Financial stewardship in churches goes beyond mere management of funds; it’s a sacred responsibility grounded in biblical principles. As stewards of the resources entrusted to them, churches play a pivotal role in fostering prosperity with purpose. This article delves into the nuances of financial stewardship, offering insights, strategies, and real-world examples to guide churches on this transformative journey.


Financial stewardship involves the careful and responsible management of financial resources. In a church context, it is about faithfully handling the funds and assets entrusted by the congregation. The significance of financial stewardship in churches cannot be overstated. It goes hand in hand with the core tenets of faith, reflecting a commitment to integrity, transparency, and accountability.

Biblical Perspective on Stewardship

The foundation of financial stewardship in churches is deeply rooted in biblical teachings. Numerous scriptures emphasize the importance of faithful stewardship, considering all possessions as resources to be managed for God’s glory. From parables to direct teachings, the Bible provides a roadmap for churches to navigate their financial journey with a sense of purpose and reverence.

Challenges in Financial Management

Despite its importance, financial stewardship in churches comes with its own set of challenges. From addressing misconceptions about church finances to handling the day-to-day management, there are hurdles that require careful navigation. This section will explore common challenges and provide insights on overcoming them.

Benefits of Effective Financial Stewardship

When churches embrace effective financial stewardship, the benefits extend far beyond balanced books. It cultivates trust within the congregation, fosters a sense of community, and allows the church to fulfill its mission with greater impact. Congregants are more likely to contribute when they see the tangible impact of their financial support.

Strategies for Successful Financial Stewardship

Establishing a budget, engaging in financial planning, and encouraging regular tithing are foundational strategies for successful financial stewardship. This section will provide practical tips for churches to implement these strategies and ensure a healthy financial foundation.

Accountability and Transparency

Open communication about financial decisions builds trust. This section will delve into the importance of accountability and transparency in church finances. From financial reporting to involving the congregation in decision-making processes, transparency is key to fostering a healthy financial environment.

Technology in Church Finances

In an era of digital transformation, churches can leverage technology for efficient financial management. Online giving platforms, budgeting apps, and accounting software can streamline processes and enhance stewardship practices. This section explores the integration of technology in church finances.

Training and Education

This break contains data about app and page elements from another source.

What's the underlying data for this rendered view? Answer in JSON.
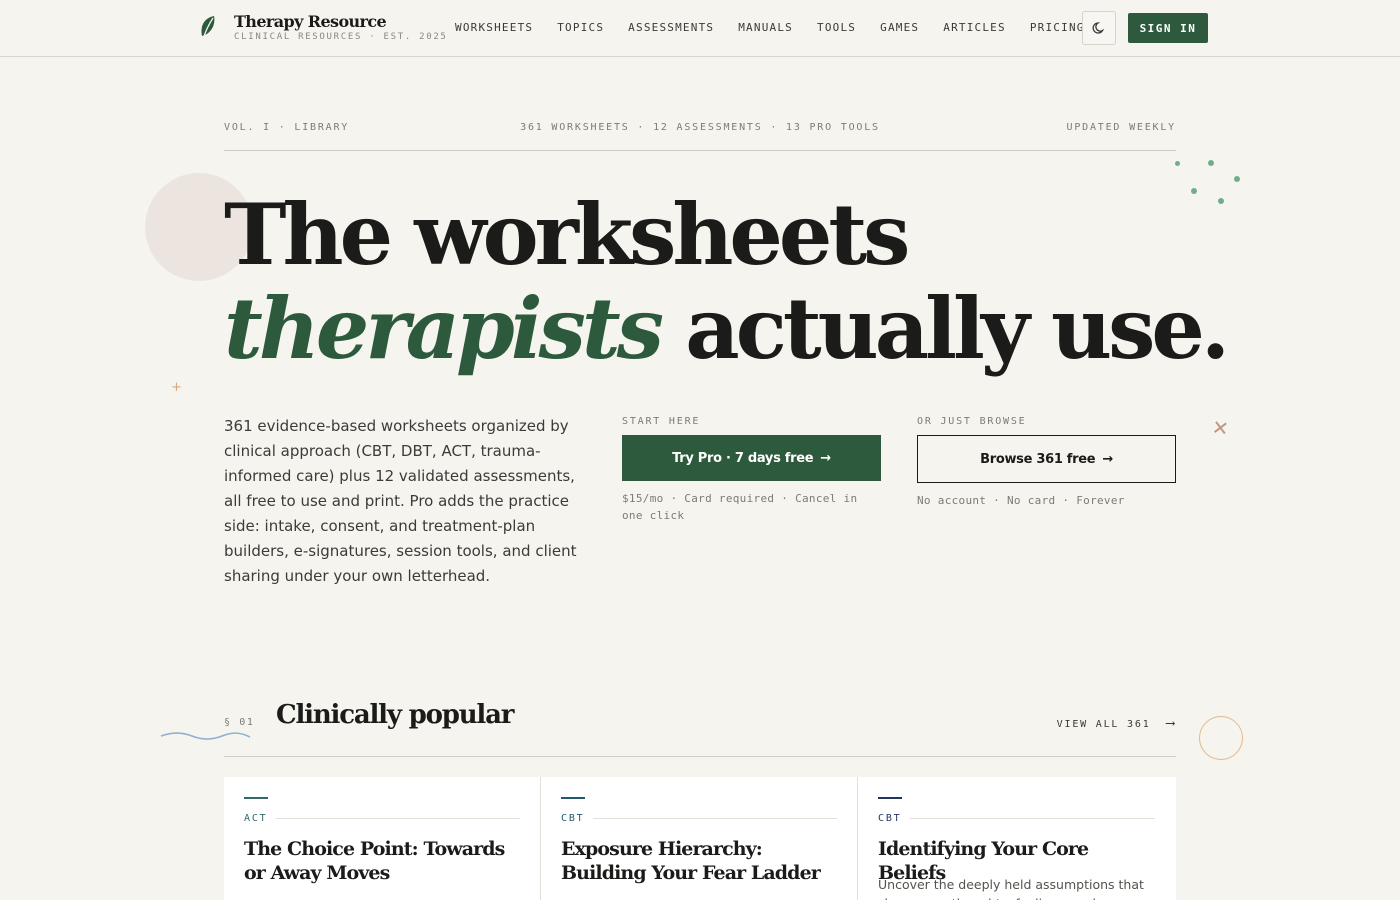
{
  "brand": {
    "name": "Therapy Resource",
    "tagline": "CLINICAL RESOURCES · EST. 2025",
    "icon": "leaf-icon",
    "color": "#2d5a3d"
  },
  "nav": {
    "items": [
      {
        "label": "WORKSHEETS"
      },
      {
        "label": "TOPICS"
      },
      {
        "label": "ASSESSMENTS"
      },
      {
        "label": "MANUALS"
      },
      {
        "label": "TOOLS"
      },
      {
        "label": "GAMES"
      },
      {
        "label": "ARTICLES"
      },
      {
        "label": "PRICING"
      }
    ],
    "theme_toggle_icon": "moon-icon",
    "signin_label": "SIGN IN"
  },
  "meta": {
    "left": "VOL. I · LIBRARY",
    "center": "361 WORKSHEETS · 12 ASSESSMENTS · 13 PRO TOOLS",
    "right": "UPDATED WEEKLY"
  },
  "hero": {
    "line1": "The worksheets",
    "line2_accent": "therapists",
    "line2_rest": " actually use.",
    "intro": "361 evidence-based worksheets organized by clinical approach (CBT, DBT, ACT, trauma-informed care) plus 12 validated assessments, all free to use and print. Pro adds the practice side: intake, consent, and treatment-plan builders, e-signatures, session tools, and client sharing under your own letterhead."
  },
  "cta": {
    "primary": {
      "eyebrow": "START HERE",
      "label": "Try Pro · 7 days free",
      "note": "$15/mo · Card required · Cancel in one click"
    },
    "secondary": {
      "eyebrow": "OR JUST BROWSE",
      "label": "Browse 361 free",
      "note": "No account · No card · Forever"
    }
  },
  "section": {
    "number": "§ 01",
    "title": "Clinically popular",
    "view_all": "VIEW ALL 361"
  },
  "cards": [
    {
      "tag": "ACT",
      "tag_color": "#2f6b6b",
      "title": "The Choice Point: Towards or Away Moves",
      "desc": ""
    },
    {
      "tag": "CBT",
      "tag_color": "#1f5a6e",
      "title": "Exposure Hierarchy: Building Your Fear Ladder",
      "desc": ""
    },
    {
      "tag": "CBT",
      "tag_color": "#23355e",
      "title": "Identifying Your Core Beliefs",
      "desc": "Uncover the deeply held assumptions that shape your thoughts, feelings, and behavior."
    }
  ]
}
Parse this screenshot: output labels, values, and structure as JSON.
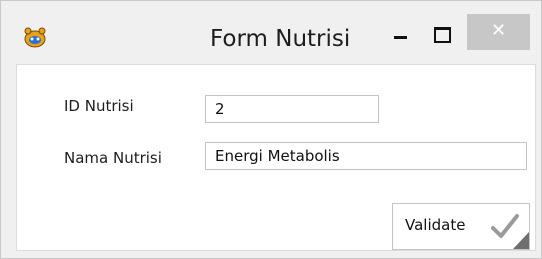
{
  "window": {
    "title": "Form Nutrisi",
    "close_symbol": "✕",
    "app_icon": "app-logo-icon"
  },
  "form": {
    "id_label": "ID Nutrisi",
    "id_value": "2",
    "nama_label": "Nama Nutrisi",
    "nama_value": "Energi Metabolis"
  },
  "actions": {
    "validate_label": "Validate",
    "validate_icon": "checkmark-icon"
  },
  "colors": {
    "close_button_bg": "#c7c7c7",
    "check_color": "#9a9a9a"
  }
}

Empowering church leaders and members with financial literacy is crucial. This section will discuss the importance of investing in training and education programs to equip individuals with the skills needed for sound financial management within the church community.

Case Studies

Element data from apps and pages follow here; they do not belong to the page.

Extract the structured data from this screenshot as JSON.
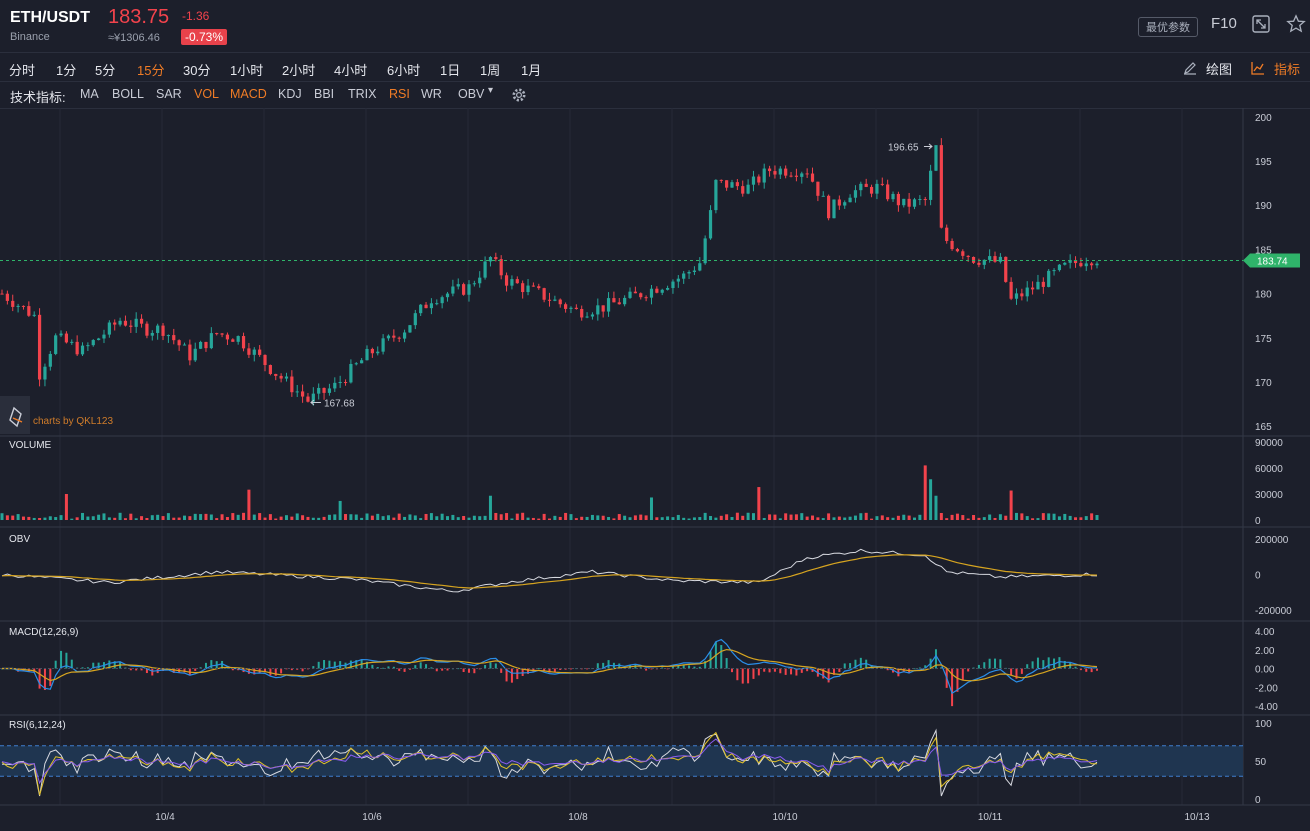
{
  "header": {
    "symbol": "ETH/USDT",
    "exchange": "Binance",
    "price": "183.75",
    "price_cny": "≈¥1306.46",
    "change": "-1.36",
    "change_pct": "-0.73%",
    "best_params_label": "最优参数",
    "f10_label": "F10",
    "colors": {
      "down": "#f2434c",
      "up": "#26a69a",
      "accent": "#f07c26"
    }
  },
  "timeframes": {
    "items": [
      "分时",
      "1分",
      "5分",
      "15分",
      "30分",
      "1小时",
      "2小时",
      "4小时",
      "6小时",
      "1日",
      "1周",
      "1月"
    ],
    "active": "15分",
    "draw_label": "绘图",
    "indicator_label": "指标"
  },
  "indicators": {
    "title": "技术指标:",
    "items": [
      "MA",
      "BOLL",
      "SAR",
      "VOL",
      "MACD",
      "KDJ",
      "BBI",
      "TRIX",
      "RSI",
      "WR",
      "OBV"
    ],
    "active": [
      "VOL",
      "MACD",
      "RSI"
    ],
    "settings_icon": "gear-icon"
  },
  "chart_data": [
    {
      "panel": "price",
      "type": "candlestick",
      "watermark": "charts by QKL123",
      "x_ticks": [
        "10/4",
        "10/6",
        "10/8",
        "10/10",
        "10/11",
        "10/13"
      ],
      "y_ticks": [
        165,
        170,
        175,
        180,
        185,
        190,
        195,
        200
      ],
      "ylim": [
        164,
        201
      ],
      "last_price": 183.74,
      "high_marker": {
        "label": "196.65",
        "value": 196.65
      },
      "low_marker": {
        "label": "167.68",
        "value": 167.68
      },
      "approx_path": [
        [
          0,
          180
        ],
        [
          6,
          177.5
        ],
        [
          7,
          171
        ],
        [
          10,
          175
        ],
        [
          15,
          173.5
        ],
        [
          22,
          177
        ],
        [
          27,
          176
        ],
        [
          30,
          176
        ],
        [
          35,
          173
        ],
        [
          40,
          175.5
        ],
        [
          44,
          175
        ],
        [
          51,
          171
        ],
        [
          57,
          167.9
        ],
        [
          62,
          169.5
        ],
        [
          68,
          173
        ],
        [
          75,
          176
        ],
        [
          80,
          179.5
        ],
        [
          87,
          180.7
        ],
        [
          91,
          184
        ],
        [
          94,
          181.5
        ],
        [
          100,
          180
        ],
        [
          107,
          178
        ],
        [
          112,
          178.5
        ],
        [
          117,
          179.5
        ],
        [
          121,
          180.5
        ],
        [
          127,
          182
        ],
        [
          130,
          183.5
        ],
        [
          132,
          189
        ],
        [
          133,
          192.5
        ],
        [
          139,
          192
        ],
        [
          143,
          194
        ],
        [
          150,
          194
        ],
        [
          154,
          189.3
        ],
        [
          158,
          191.5
        ],
        [
          163,
          192
        ],
        [
          168,
          190
        ],
        [
          172,
          190.5
        ],
        [
          174,
          196.5
        ],
        [
          175,
          187
        ],
        [
          176,
          186
        ],
        [
          181,
          184
        ],
        [
          186,
          183.5
        ],
        [
          188,
          179.2
        ],
        [
          193,
          181
        ],
        [
          198,
          183
        ],
        [
          202,
          184
        ]
      ]
    },
    {
      "panel": "volume",
      "type": "bar",
      "title": "VOLUME",
      "y_ticks": [
        0,
        30000,
        60000,
        90000
      ],
      "ylim": [
        0,
        90000
      ]
    },
    {
      "panel": "obv",
      "type": "line",
      "title": "OBV",
      "y_ticks": [
        -200000,
        0,
        200000
      ],
      "ylim": [
        -200000,
        200000
      ]
    },
    {
      "panel": "macd",
      "type": "line",
      "title": "MACD(12,26,9)",
      "y_ticks": [
        "-4.00",
        "-2.00",
        "0.00",
        "2.00",
        "4.00"
      ],
      "ylim": [
        -4,
        4
      ]
    },
    {
      "panel": "rsi",
      "type": "line",
      "title": "RSI(6,12,24)",
      "y_ticks": [
        0,
        50,
        100
      ],
      "ylim": [
        0,
        100
      ],
      "band": [
        30,
        70
      ]
    }
  ]
}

Real-life examples of churches excelling in financial stewardship provide valuable insights. By examining case studies, churches can learn from the successes of others and apply proven strategies to their own financial stewardship practices.

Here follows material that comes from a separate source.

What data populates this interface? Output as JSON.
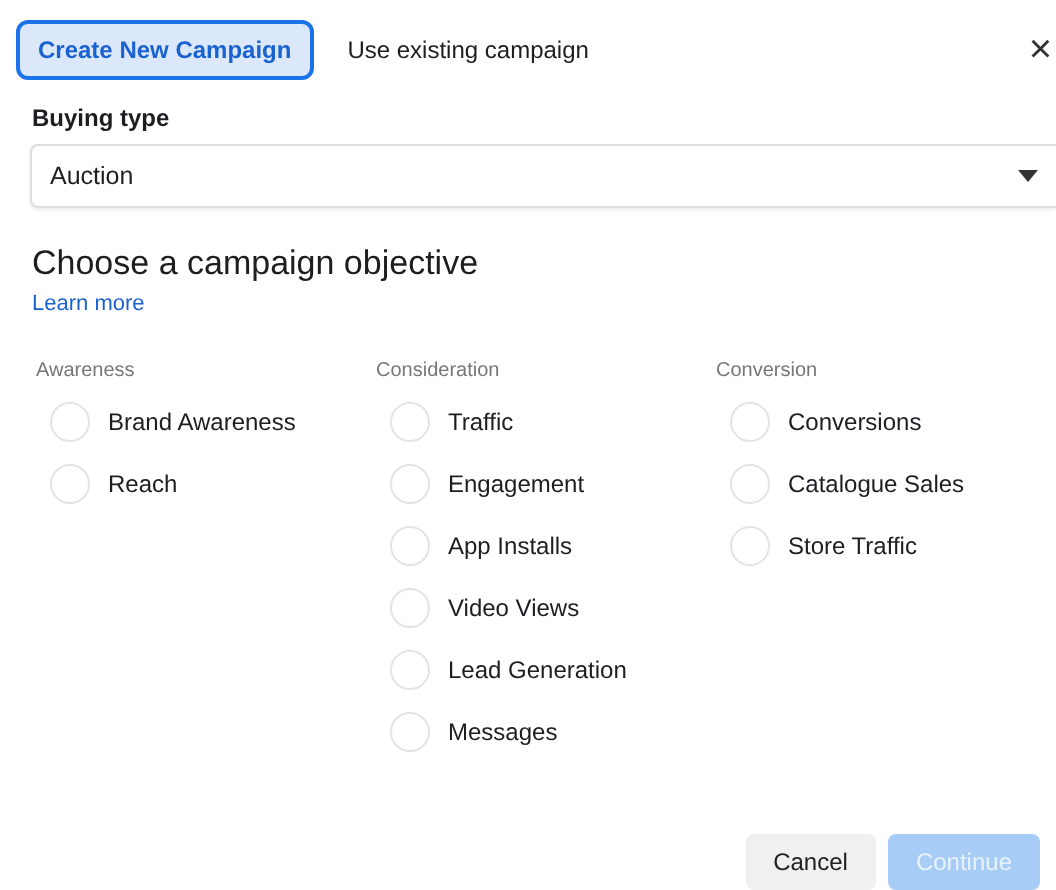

Building a Culture of Generosity

Fostering a culture of generosity within the church transforms financial giving into a joyful act of worship. This section explores practical ways to build a culture of generosity and appreciation for the contributions of church members.

Adapting to Changing Circumstances

The ability to adapt is crucial in the dynamic landscape of church finances. This section provides guidance on navigating financial challenges, maintaining flexibility, and adapting stewardship practices to changing circumstances.

Collaboration with Financial Experts

Seeking professional advice is a wise step in financial stewardship. Churches can benefit from partnerships with financial experts and consultants. This section explores the advantages of collaboration with professionals in financial matters.

Community Impact

Effective financial stewardship goes beyond the walls of the church. This section highlights how churches can make a positive impact on the community through responsible financial management and community outreach initiatives.

Common Missteps to Avoid

Learning from mistakes is essential for growth. This section outlines common missteps that churches should avoid in their financial stewardship journey. By acknowledging and learning from failures, churches can continually improve their stewardship practices.


In conclusion, financial stewardship in churches is not just about managing money; it’s about aligning financial practices with the core values of faith. By embracing biblical principles, implementing sound strategies, and learning from both successes and failures, churches can navigate their financial journey with purpose and impact.


  1. Why is financial stewardship important in churches?
    • Financial stewardship aligns with biblical principles and ensures transparency and accountability within the church.
  2. How can churches adapt to changing financial circumstances?
    • Churches can maintain flexibility, seek professional advice, and engage in strategic planning to adapt to changing financial landscapes.
  3. What role does technology play in church finances?
    • Technology can streamline financial processes, enhance transparency, and facilitate online giving, contributing to effective financial stewardship.
  4. How can churches build a culture of generosity?
    • Fostering open communication, recognizing contributions, and engaging in community outreach are key to building a culture of generosity.
  5. What are the common missteps to avoid in financial stewardship?
    • Churches should avoid financial mismanagement, lack of transparency, and failure to adapt to changing circumstances for effective stewardship.